Whether or not Bellevue is discussing plans to levy a tax on Amazon and other tech companies, Lee’s comments at the March meeting show the dilemma some cities face as they balance business booms with budget deficits.
Lawmakers in Seattle have long debated how to tax tech giants such as Amazon that have grown rapidly over the last decade. Eventually in 2020 they approved a payroll tax on the city’s largest companies that brought in $248.1 million in its first year to help pay for affordable housing and homeless services.
Bellevue is now facing a tech boom of its own. In addition to Amazon, Facebook parent Meta is also growing its footprint in Bellevue, which is home to other regional hubs for Salesforce, eBay, TikTok parent ByteDance, and others.
In a blog post last month titled “Amazon’s commitment to Bellevue and the Eastside,” Amazon said it expects to have 10,000 employees in Bellevue and Redmond — home of Microsoft — by this summer. The company recently surpassed T-Mobile as Bellevue’s second-largest employer. Its Bellevue office space footprint will ultimately total more than 6.6 million square feet.
As GeekWire co-founder Todd Bishop reported in December, Amazon has used a different civic engagement approach in Bellevue compared to its strategy in Seattle, working more closely with city leaders and supporting various causes.
“We’re thrilled to be here, and on behalf of the entire company, I want to express my gratitude to the entire Bellevue community for welcoming us,” Amazon real estate chief John Schoettler wrote in the blog post last month.
Amazon moved into Seattle’s South Lake Union neighborhood in 2007, sparking a period of unprecedented growth for the company and massive change for the city. Its relationship with Seattle eventually evolved into conflict, as the City Council challenged the company over the impact of its growth.
Amazon has been open about its frustration with the Council, speaking out about a “hostile” attitude toward business and funding an effort to elect more moderate candidates. The company now refers to Bellevue and Seattle together as its “Puget Sound headquarters.”
Forecasts laid out by Bellevue’s finance director at the March meeting show budget deficits potentially increasing beyond $20 million by 2028 if no fiscal action is taken, and possibly more if the city needs to hire additional people to keep up with its growth.

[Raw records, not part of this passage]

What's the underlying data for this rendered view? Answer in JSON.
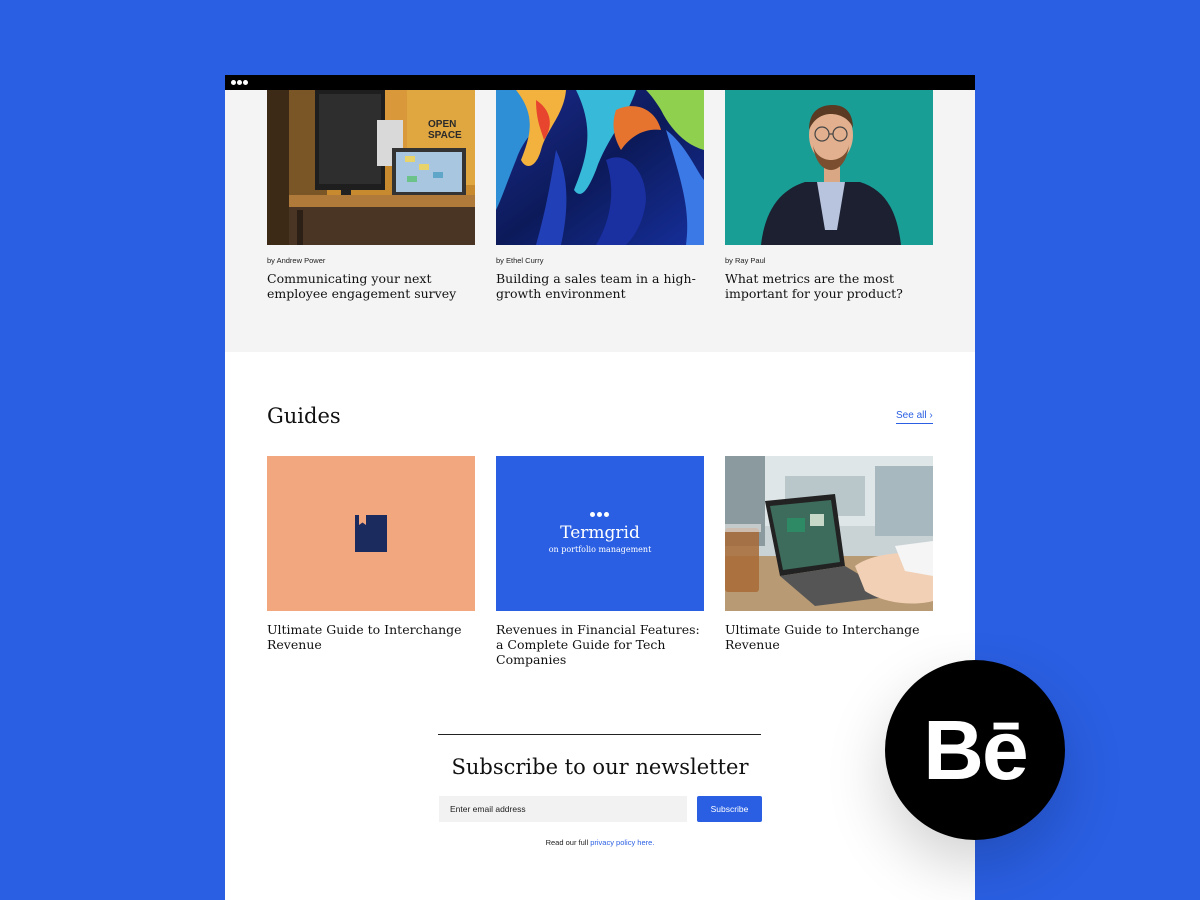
{
  "articles": [
    {
      "author": "by Andrew Power",
      "title": "Communicating your next employee engagement survey",
      "image": "office-desk-photo",
      "sign_text": "OPEN SPACE"
    },
    {
      "author": "by Ethel Curry",
      "title": "Building a sales team in a high-growth environment",
      "image": "abstract-gradient-art"
    },
    {
      "author": "by Ray Paul",
      "title": "What metrics are the most important for your product?",
      "image": "portrait-photo"
    }
  ],
  "guides": {
    "heading": "Guides",
    "see_all": "See all ›",
    "items": [
      {
        "title": "Ultimate Guide to Interchange Revenue",
        "image": "bookmark-cover",
        "color": "#f2a77f"
      },
      {
        "title": "Revenues in Financial Features: a Complete Guide for Tech Companies",
        "image": "termgrid-cover",
        "brand": "Termgrid",
        "subtitle": "on portfolio management",
        "color": "#2a5fe3"
      },
      {
        "title": "Ultimate Guide to Interchange Revenue",
        "image": "laptop-cafe-photo"
      }
    ]
  },
  "newsletter": {
    "title": "Subscribe to our newsletter",
    "placeholder": "Enter email address",
    "button": "Subscribe",
    "privacy_prefix": "Read our full ",
    "privacy_link": "privacy policy here."
  },
  "badge": {
    "text": "Bē",
    "icon": "behance-logo"
  },
  "colors": {
    "accent": "#2a5fe3",
    "background": "#2a5fe3",
    "top_section": "#f4f4f4"
  }
}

As Westneat noted in his column, the state’s tax structure — no tax on corporate profits or income — can make it more difficult for a city to keep up with growth spurred by tech expansion.

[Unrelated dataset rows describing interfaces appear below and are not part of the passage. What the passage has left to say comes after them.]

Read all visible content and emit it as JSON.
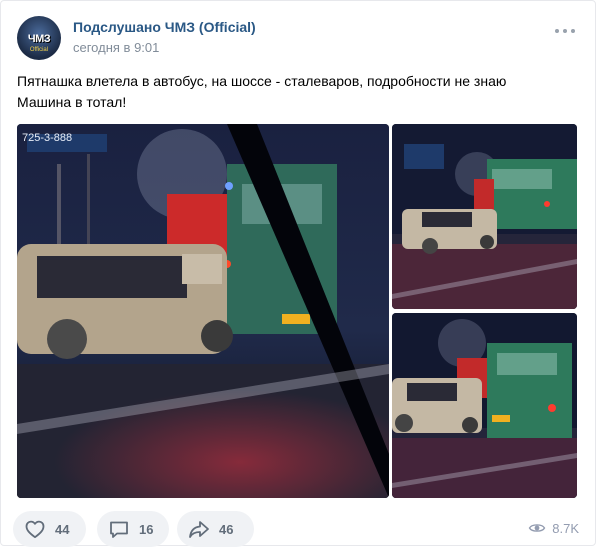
{
  "post": {
    "author": "Подслушано ЧМЗ (Official)",
    "time": "сегодня в 9:01",
    "avatar_text": "ЧМЗ",
    "avatar_subtext": "Official",
    "text_lines": [
      "Пятнашка влетела в автобус, на шоссе - сталеваров, подробности не знаю",
      "Машина в тотал!"
    ],
    "photos": [
      {
        "icon": "photo-car-crash-main",
        "sign_text": "725-3-888"
      },
      {
        "icon": "photo-car-crash-2"
      },
      {
        "icon": "photo-car-crash-3"
      }
    ]
  },
  "actions": {
    "likes": "44",
    "comments": "16",
    "shares": "46",
    "views": "8.7K"
  },
  "colors": {
    "author": "#2a5885",
    "muted": "#818c99",
    "button_bg": "#f0f2f5",
    "icon": "#626d7a"
  }
}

“We do have to work more with our companies coming in,” said councilmember John Stokes, the city’s former mayor, at the meeting. “Development doesn’t pay for itself, at least certainly not for a long time.”
Lee, a Republican, told GeekWire that his feelings have not changed on Amazon, describing it as “a wonderful corporate citizen supporting the City through taxes and grants and other innovative partnerships.”
“In my 28 years on the Council, we have managed to balance the budget through sound fiscal policy and management,” he noted. “As the most ardent defender of the Bellevue taxpayers, I am making sure that’s not going to change. We are fiscally prudent and only spend what we need, not tax what we can.”